Bishops verify and guarantee the validity and worthiness of the bread and wine used for the celebration of the Eucharist, the Vatican stated in a recent document.
Because bread and wine for the Eucharist are no longer supplied just by religious communities, but "are also sold in supermarkets and other stores and even over the internet," bishops create guidelines, an oversight body and/or a form of certification to help "remove any doubt about the validity of the matter for the Eucharist," the Vatican's Congregation for Divine Worship and the Sacraments stated.
The recommendations came in a letter, "On the bread and wine for the Eucharist," sent to diocesan bishops "at the request of the Holy Father, Pope Francis." Dated June 15 — the feast of the Body and Blood of Christ — the letter was made public by the Vatican July 8.
The letter did not introduce new teachings or regulations — it simply reminded bishops of their important duty to ensure that the correct materials are used in the celebration of the Mass.
The letter also reiterated norms already in place regarding eucharistic matter, including that "the bread used in the celebration of the most holy eucharistic sacrifice must be unleavened, purely of wheat, and recently made so that there is no danger of decomposition;" and that completely gluten-free hosts continue to be "invalid matter for the celebration of the Eucharist."Low-gluten hosts are valid matter, provided the hosts "contain a sufficient amount of gluten to obtain the confection of bread without the addition of foreign materials and without the use of procedures that would alter the nature of bread."

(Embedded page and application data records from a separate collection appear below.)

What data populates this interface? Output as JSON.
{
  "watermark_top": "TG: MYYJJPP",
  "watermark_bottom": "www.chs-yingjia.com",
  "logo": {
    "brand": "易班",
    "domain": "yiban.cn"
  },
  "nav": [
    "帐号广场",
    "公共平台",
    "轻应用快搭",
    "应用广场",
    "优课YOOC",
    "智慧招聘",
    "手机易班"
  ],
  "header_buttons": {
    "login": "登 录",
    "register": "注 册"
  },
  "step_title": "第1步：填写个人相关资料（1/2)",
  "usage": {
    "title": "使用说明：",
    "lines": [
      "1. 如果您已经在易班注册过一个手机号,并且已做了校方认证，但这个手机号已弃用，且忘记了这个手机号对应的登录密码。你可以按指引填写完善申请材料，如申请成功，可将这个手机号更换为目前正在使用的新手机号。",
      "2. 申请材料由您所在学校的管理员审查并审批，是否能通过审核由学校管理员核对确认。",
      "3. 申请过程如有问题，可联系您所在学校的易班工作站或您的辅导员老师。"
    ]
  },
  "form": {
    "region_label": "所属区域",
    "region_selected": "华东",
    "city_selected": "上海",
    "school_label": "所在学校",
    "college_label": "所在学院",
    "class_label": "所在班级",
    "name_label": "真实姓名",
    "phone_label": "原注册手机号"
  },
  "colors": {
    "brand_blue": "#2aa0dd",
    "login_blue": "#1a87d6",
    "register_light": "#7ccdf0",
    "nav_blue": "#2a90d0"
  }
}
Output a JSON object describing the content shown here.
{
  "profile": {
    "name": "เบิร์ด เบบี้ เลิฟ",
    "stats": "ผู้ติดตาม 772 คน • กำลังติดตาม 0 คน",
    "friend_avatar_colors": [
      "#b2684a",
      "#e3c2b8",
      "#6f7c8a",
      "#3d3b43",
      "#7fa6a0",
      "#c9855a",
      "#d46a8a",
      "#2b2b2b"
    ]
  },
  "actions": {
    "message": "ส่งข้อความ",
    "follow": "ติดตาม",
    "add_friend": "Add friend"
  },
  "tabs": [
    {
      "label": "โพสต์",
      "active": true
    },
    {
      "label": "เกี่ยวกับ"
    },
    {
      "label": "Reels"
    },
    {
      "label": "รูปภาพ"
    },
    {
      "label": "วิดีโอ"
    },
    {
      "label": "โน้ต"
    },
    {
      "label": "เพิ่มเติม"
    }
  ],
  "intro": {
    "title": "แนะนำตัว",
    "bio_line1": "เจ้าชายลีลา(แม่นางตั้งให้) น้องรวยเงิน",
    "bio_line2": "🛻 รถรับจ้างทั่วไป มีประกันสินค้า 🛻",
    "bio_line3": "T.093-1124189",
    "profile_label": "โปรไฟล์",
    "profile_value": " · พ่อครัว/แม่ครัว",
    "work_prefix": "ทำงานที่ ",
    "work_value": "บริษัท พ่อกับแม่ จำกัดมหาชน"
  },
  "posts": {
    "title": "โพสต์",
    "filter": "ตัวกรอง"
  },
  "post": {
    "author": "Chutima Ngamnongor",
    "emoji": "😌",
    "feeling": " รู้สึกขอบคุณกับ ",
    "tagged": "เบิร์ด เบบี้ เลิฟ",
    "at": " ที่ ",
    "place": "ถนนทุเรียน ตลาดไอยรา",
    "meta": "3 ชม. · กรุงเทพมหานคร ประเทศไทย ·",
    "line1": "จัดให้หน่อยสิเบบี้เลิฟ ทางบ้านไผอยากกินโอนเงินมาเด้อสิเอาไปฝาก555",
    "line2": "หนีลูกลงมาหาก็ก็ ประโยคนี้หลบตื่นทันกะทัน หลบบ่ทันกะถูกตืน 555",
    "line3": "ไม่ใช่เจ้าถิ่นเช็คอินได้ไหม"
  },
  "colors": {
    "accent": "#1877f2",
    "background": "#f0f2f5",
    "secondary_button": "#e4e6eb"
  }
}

In Dear Father column in Review in 2010, Father John Mayo answered a question in a column relating to the use of wheat in hosts. The question posed was: "Why can't a grain other than wheat be used for Communion host?"
Father Mayos response affords additional context to the recent Vatican letter. Father Mayo wrote:
The Eucharist is a wondrous gift of Christ to the members of His Body. At the same time, this awesome gift might cause health issues for some people. It would seem that Christ would instruct the Church to do whatever she could to allow as many people as possible to receive this gift, even by changing the form under which He comes to us. The Church, in her wisdom, has maintained very strict guidelines as to what may be used for the valid celebration of Eucharist and Holy Mass.
In 1980, the Congregation for Divine Worship and the Discipline of the Sacraments wrote, "The Instruction Concerning Worship of the Eucharistic Mystery." In it, the Church reaffirms that "the bread for the celebration of the Eucharist in accordance with the tradition of the whole Church must be made solely of wheat." This tradition the instruction speaks of is natural and biblical.
The lifecycle of wheat closely follows that of Christ's life. The ground is plowed, and the seeds are sown, broken and ultimately must die in order to germinate. Christ uses the example of wheat and compares Himself to it in John 12:24. The prophets of ancient Israel prepared the ground for Christ. When Christ came, He spent His life spreading the Good News throughout Israel. He was broken for us on the cross and died, yet rose to new life in the Resurrection.
In 2009, wheat fields covered 60 million acres of land worldwide, producing 2.17 billion bushels of wheat. This great amount of wheat over such a vast area symbolizes what the Church is called to be: a community in which all people gather into the new people of God.
Christ used wheat as an analogy when He taught. In Matthew 13:24-30, Our Lord tells the parable in which at the end of time, the wheat will be gathered into the barn, whereas the empty husks will be burned. People chosen to dwell with Him forever are likened to wheat, whereas others don't have such enduring worth and are thus burned.
Wheat is used in the Old Testament, too. The place where the temple was built was a threshing floor for wheat before being bought by King David (1 Chronicles 21:22-23). The location of this threshing floor was on Mount Moriah (2 Chronicles 3:1) — the exact place where Abraham led his son Isaac in order to sacrifice him upon a pile of wood carried by Isaac. Here, we see the connection between Isaac being a Christ-like figure, carrying wood up to be sacrificed. It'a can't be any accident that God would allow this place to then become a threshing floor for wheat before being the place where He would be worshiped. In Exodus 34:22, in which God calls upon Moses to institute a Feast of Weeks to celebrate and give thanks for the wheat harvest. This feast of thanksgiving for the wheat harvest reminds us of the Holy Eucharist, which literally means thanksgiving, where we come to receive the finest of wheat.
Due to the deep roots wheat has in our faith, it's hard to imagine celebrating the Holy Mass without it being an integral part of the celebration.
For more about the Vatican's letter to bishops, see:
Catholic News Service contributed the first portion of this report.